§ **ACTIVITY**
Could you copy every line of the data that contains the word "circle"?

§ **DATA LISTING**

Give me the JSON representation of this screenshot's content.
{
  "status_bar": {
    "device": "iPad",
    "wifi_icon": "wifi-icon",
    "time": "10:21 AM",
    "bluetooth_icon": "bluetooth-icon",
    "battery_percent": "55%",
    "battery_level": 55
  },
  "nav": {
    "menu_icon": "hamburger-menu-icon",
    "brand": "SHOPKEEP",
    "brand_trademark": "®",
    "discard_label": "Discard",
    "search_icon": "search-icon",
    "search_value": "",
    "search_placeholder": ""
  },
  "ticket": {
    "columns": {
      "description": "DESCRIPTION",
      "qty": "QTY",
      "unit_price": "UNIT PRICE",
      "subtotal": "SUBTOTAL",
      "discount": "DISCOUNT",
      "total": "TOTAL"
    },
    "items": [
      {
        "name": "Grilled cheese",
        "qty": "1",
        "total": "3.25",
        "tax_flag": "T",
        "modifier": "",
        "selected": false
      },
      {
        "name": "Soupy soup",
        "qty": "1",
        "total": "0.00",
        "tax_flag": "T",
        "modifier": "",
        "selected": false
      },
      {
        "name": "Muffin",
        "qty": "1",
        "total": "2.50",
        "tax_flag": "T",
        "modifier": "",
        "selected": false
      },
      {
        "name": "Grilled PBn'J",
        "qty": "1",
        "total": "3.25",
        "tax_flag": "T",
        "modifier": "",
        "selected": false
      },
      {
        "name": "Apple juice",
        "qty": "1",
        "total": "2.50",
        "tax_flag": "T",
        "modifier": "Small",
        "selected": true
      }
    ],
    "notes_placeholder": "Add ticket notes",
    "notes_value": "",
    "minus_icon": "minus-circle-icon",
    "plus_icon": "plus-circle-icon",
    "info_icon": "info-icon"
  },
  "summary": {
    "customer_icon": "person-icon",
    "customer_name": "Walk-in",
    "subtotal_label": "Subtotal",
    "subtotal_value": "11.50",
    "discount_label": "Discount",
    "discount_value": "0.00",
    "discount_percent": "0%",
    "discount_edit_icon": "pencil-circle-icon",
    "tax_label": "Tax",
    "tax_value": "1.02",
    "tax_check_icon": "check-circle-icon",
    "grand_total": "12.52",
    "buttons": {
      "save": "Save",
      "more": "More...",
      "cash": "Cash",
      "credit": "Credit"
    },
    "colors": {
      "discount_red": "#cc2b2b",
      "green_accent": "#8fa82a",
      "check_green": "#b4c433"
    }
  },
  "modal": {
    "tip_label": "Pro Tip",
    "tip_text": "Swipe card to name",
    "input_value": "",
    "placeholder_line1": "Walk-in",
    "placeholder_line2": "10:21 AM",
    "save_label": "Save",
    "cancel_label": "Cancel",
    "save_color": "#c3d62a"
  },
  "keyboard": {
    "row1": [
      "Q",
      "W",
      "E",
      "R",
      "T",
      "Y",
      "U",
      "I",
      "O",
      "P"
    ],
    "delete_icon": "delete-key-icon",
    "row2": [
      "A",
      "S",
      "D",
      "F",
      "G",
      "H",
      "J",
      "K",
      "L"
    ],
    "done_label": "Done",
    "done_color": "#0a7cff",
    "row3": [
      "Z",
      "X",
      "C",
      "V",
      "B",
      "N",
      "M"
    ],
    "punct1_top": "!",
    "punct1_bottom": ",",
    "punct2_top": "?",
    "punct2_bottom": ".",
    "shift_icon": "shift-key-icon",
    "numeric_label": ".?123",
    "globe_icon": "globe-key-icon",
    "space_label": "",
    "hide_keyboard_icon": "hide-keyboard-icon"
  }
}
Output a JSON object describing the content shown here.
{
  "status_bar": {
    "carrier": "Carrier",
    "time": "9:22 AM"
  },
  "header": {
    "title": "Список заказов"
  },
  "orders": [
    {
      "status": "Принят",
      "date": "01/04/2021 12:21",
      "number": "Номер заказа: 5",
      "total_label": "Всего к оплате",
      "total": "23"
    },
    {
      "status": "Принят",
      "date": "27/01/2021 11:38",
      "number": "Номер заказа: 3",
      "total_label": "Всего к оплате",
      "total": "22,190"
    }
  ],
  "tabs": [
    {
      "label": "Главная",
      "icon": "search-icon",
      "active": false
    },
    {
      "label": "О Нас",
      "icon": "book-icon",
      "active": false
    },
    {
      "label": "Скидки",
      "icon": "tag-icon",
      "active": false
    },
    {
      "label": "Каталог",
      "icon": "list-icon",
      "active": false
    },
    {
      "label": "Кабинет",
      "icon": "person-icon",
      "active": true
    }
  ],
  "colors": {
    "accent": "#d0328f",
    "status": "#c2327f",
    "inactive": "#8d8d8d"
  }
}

§ **ANSWER TO THIS PROBLEM**
    "minus_icon": "minus-circle-icon",
    "plus_icon": "plus-circle-icon",
    "discount_edit_icon": "pencil-circle-icon",
    "tax_check_icon": "check-circle-icon",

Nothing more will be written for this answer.